Aaron: They are a client of ours. They are a big villa estate that is located in Koh Samui, Thailand. You should check out their website.
Andrew: I see it. I see these beautiful villas. I see a three bedroom villa, 11A, let’s see how much it costs.
Aaron: They are very expensive, but very worth it.
Andrew: I see, and so, why are you sending traffic to them from your site?
Aaron: I’m not. I have a link to them saying that they are one of our customers. I didn’t realize that it was stating that we were sending a lot of traffic out.
Andrew: I guess you don’t send that much traffic out, so it’s a big percentage of the traffic that you send out. Boy, this is beautiful, dude. And, it’s only about 600 bucks for this.
Aaron: Yeah. It’s a really impressive place and it sounds like I’m talking it up because they are a customer, but honestly I’ve stayed there a few times and it’s amazing.
Andrew: Wow. Yeah, it’s stunning. That has to be one of the perks of running this business, huh?
Aaron: A perk? Yeah, I do pay to go there but it is nice to be involved in a beautiful business in a beautiful place like that.

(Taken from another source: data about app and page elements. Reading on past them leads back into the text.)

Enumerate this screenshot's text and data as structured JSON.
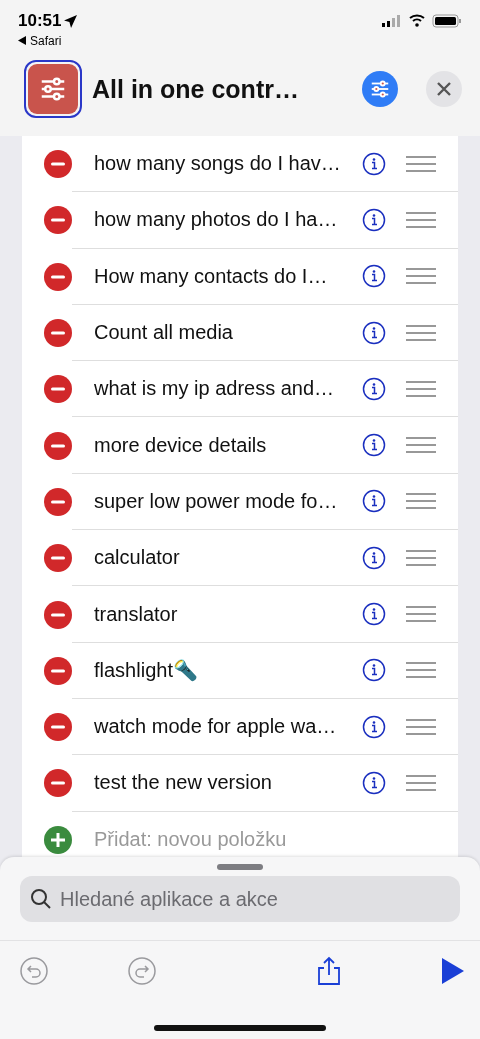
{
  "status_bar": {
    "time": "10:51",
    "back_label": "Safari"
  },
  "header": {
    "title": "All in one contr…"
  },
  "actions": [
    {
      "label": "how many songs do I hav…"
    },
    {
      "label": "how many photos do I ha…"
    },
    {
      "label": "How many contacts do I…"
    },
    {
      "label": "Count all media"
    },
    {
      "label": "what is my ip adress and…"
    },
    {
      "label": "more device details"
    },
    {
      "label": "super low power mode fo…"
    },
    {
      "label": "calculator"
    },
    {
      "label": "translator"
    },
    {
      "label": "flashlight🔦"
    },
    {
      "label": "watch mode for apple wa…"
    },
    {
      "label": "test the new version"
    }
  ],
  "add_item": {
    "label": "Přidat: novou položku"
  },
  "search": {
    "placeholder": "Hledané aplikace a akce"
  },
  "toolbar": [
    {
      "kind": "undo",
      "disabled": true
    },
    {
      "kind": "redo",
      "disabled": true
    },
    {
      "kind": "share",
      "disabled": false
    },
    {
      "kind": "run",
      "disabled": false
    }
  ]
}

Andrew: All right. Well, the company is Louder Online. Is the URL louder.com.au?
Aaron: It’s louderonline.au.
Andrew: Of course, louderonline.au. Cool. Thank you so much for doing this, Aaron.. Thank you for introducing me. Thanks so much for putting up with the questions before we started. I feel like it made for a really good interview.
Aaron: Yeah. I appreciate your time and keep up the good work with what you are doing. I have always been a fan, so good work. Thank you.
Andrew: It’s so cool now to see that more and more people I interview are fans. People who watch the interviews, who have seen it, who have learned from it and now they are here to give back. Thanks. Thank you all for being a part of it. Bye, everyone!